#### [WHAT YOU SHOULD DO]
Scan the data below and pick out the lines containing the word "hint".

Stored records:
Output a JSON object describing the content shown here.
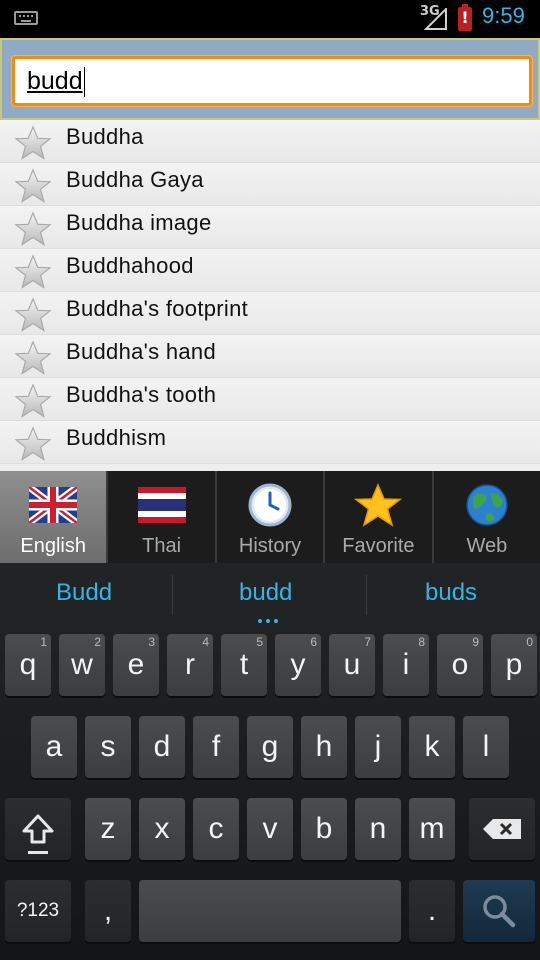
{
  "status_bar": {
    "network": "3G",
    "battery_alert": "!",
    "time": "9:59",
    "time_color": "#33b5e5"
  },
  "search": {
    "value": "budd",
    "border_color": "#f08c10"
  },
  "results": [
    {
      "label": "Buddha"
    },
    {
      "label": "Buddha Gaya"
    },
    {
      "label": "Buddha image"
    },
    {
      "label": "Buddhahood"
    },
    {
      "label": "Buddha's footprint"
    },
    {
      "label": "Buddha's hand"
    },
    {
      "label": "Buddha's tooth"
    },
    {
      "label": "Buddhism"
    }
  ],
  "tabs": [
    {
      "label": "English",
      "icon": "uk-flag-icon",
      "active": true
    },
    {
      "label": "Thai",
      "icon": "thai-flag-icon",
      "active": false
    },
    {
      "label": "History",
      "icon": "clock-icon",
      "active": false
    },
    {
      "label": "Favorite",
      "icon": "star-icon",
      "active": false
    },
    {
      "label": "Web",
      "icon": "globe-icon",
      "active": false
    }
  ],
  "keyboard": {
    "suggestions": [
      "Budd",
      "budd",
      "buds"
    ],
    "row1": [
      {
        "key": "q",
        "hint": "1"
      },
      {
        "key": "w",
        "hint": "2"
      },
      {
        "key": "e",
        "hint": "3"
      },
      {
        "key": "r",
        "hint": "4"
      },
      {
        "key": "t",
        "hint": "5"
      },
      {
        "key": "y",
        "hint": "6"
      },
      {
        "key": "u",
        "hint": "7"
      },
      {
        "key": "i",
        "hint": "8"
      },
      {
        "key": "o",
        "hint": "9"
      },
      {
        "key": "p",
        "hint": "0"
      }
    ],
    "row2": [
      "a",
      "s",
      "d",
      "f",
      "g",
      "h",
      "j",
      "k",
      "l"
    ],
    "row3": [
      "z",
      "x",
      "c",
      "v",
      "b",
      "n",
      "m"
    ],
    "symbols_label": "?123",
    "comma_label": ",",
    "period_label": ".",
    "accent_color": "#33b5e5"
  }
}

#### [SOLUTION FOR THIS TASK]
        "hint": "1"
        "hint": "2"
        "hint": "3"
        "hint": "4"
        "hint": "5"
        "hint": "6"
        "hint": "7"
        "hint": "8"
        "hint": "9"
        "hint": "0"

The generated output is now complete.